▶ **The problem**:
Across the whole listing, find how many lines contain "Alexandrovich", then write that number and nothing else.

┌────────

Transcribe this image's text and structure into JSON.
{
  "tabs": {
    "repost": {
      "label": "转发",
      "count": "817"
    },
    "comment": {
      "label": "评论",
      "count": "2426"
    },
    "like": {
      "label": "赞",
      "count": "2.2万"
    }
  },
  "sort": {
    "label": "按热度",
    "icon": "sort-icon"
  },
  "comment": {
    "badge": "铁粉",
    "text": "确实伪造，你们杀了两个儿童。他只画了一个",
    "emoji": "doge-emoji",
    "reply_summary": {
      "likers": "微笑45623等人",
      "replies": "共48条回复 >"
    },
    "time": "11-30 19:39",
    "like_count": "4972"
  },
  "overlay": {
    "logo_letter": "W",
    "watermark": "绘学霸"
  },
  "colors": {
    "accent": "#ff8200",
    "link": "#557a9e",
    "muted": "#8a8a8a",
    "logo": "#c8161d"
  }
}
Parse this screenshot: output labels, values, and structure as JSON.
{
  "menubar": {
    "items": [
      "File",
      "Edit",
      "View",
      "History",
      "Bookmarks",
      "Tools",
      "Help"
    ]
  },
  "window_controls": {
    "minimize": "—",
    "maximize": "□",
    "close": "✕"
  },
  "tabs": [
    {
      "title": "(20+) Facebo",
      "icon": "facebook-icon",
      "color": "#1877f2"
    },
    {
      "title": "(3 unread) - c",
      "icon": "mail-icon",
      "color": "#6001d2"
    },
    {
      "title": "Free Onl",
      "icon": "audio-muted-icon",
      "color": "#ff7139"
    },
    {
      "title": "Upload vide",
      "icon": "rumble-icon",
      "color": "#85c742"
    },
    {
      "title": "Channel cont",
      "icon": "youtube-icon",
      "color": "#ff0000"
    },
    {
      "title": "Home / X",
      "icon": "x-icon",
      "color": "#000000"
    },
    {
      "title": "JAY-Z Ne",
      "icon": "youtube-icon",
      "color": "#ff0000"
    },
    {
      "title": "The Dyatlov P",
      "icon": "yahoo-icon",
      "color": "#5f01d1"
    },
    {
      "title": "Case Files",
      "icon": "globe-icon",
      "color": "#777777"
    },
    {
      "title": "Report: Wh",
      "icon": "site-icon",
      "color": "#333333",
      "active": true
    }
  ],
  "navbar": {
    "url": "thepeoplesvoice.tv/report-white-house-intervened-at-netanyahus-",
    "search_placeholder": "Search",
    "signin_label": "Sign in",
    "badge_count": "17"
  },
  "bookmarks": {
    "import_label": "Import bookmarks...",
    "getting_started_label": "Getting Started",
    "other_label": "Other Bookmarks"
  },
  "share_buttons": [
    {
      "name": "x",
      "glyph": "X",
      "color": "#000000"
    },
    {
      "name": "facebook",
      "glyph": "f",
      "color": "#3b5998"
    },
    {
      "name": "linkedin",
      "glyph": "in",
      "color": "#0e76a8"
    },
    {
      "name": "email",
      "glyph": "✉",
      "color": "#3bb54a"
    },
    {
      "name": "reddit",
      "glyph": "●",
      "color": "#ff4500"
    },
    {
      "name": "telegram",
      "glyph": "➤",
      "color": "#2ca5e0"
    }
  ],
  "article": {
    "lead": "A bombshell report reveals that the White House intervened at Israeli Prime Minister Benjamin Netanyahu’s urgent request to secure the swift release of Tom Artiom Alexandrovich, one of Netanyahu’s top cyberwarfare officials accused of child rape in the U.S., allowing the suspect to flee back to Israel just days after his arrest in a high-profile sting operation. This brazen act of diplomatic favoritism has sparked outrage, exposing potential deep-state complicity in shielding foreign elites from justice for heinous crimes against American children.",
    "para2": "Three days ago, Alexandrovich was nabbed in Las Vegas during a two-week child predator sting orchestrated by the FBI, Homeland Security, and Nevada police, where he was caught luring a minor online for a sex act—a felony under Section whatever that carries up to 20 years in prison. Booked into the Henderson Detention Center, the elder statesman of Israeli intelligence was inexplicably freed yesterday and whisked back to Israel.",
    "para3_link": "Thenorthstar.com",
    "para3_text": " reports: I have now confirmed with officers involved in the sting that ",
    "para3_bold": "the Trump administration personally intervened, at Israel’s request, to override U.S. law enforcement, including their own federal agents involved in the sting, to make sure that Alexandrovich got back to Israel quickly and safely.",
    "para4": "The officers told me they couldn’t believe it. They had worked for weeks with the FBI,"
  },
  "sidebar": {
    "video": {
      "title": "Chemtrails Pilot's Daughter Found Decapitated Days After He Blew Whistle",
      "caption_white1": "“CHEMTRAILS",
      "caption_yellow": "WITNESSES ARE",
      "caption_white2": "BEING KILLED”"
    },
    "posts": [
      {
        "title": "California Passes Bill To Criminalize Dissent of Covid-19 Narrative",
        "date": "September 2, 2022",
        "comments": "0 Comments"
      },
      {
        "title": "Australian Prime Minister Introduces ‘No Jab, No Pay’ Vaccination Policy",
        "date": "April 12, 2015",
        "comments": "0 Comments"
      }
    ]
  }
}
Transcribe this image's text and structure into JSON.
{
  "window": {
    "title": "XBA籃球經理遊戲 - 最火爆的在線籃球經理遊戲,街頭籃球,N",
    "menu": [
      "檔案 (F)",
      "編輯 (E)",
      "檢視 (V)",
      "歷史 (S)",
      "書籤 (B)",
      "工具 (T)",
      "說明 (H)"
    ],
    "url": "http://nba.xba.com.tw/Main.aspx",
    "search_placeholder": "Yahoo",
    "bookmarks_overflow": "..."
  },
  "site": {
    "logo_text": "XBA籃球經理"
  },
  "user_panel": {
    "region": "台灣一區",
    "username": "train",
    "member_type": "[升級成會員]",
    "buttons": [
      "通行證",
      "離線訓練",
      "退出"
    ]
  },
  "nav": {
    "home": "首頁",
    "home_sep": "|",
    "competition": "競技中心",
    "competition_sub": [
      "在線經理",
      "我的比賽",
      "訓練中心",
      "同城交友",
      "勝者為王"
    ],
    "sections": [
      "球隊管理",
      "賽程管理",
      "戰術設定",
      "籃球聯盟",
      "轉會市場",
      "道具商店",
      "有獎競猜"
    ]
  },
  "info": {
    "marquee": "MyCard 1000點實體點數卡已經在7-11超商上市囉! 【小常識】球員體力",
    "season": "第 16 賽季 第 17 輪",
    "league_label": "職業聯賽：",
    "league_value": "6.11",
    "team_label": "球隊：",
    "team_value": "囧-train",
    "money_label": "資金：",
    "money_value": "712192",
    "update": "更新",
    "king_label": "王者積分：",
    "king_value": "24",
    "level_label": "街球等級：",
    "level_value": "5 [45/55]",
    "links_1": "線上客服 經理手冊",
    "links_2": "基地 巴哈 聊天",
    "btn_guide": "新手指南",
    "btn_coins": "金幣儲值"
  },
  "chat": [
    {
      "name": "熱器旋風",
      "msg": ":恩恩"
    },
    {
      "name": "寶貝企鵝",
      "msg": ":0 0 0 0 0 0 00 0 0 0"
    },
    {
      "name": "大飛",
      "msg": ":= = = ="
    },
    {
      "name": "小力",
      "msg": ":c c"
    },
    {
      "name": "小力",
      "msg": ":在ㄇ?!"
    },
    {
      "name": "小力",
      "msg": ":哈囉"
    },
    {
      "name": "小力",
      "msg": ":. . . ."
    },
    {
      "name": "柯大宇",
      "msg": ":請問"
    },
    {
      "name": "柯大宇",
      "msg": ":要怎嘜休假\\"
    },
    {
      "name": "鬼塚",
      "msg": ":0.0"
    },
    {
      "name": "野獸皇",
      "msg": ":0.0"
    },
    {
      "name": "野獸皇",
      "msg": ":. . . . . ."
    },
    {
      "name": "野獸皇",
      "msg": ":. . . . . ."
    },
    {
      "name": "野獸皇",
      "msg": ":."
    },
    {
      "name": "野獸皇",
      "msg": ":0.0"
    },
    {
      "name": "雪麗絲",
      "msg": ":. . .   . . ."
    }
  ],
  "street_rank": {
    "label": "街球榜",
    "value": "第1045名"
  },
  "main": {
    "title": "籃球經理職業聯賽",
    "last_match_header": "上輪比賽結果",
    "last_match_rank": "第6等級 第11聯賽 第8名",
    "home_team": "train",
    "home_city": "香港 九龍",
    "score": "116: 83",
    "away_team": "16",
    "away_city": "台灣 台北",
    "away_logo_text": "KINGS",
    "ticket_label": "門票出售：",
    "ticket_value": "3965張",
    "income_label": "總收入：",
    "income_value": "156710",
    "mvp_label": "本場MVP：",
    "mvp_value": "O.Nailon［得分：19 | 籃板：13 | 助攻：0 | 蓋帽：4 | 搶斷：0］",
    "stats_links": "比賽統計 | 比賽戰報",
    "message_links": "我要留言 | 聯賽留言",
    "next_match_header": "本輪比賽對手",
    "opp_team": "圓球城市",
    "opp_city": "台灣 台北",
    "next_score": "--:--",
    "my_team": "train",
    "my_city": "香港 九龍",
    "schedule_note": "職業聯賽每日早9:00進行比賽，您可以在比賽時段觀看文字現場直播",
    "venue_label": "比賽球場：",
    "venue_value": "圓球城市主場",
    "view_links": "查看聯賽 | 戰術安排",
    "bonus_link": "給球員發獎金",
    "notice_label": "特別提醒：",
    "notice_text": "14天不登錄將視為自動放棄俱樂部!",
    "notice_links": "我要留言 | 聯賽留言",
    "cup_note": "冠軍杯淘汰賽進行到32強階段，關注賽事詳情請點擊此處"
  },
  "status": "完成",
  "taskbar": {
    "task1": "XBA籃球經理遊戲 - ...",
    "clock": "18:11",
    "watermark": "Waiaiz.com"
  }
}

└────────

▶ **Task output**:
3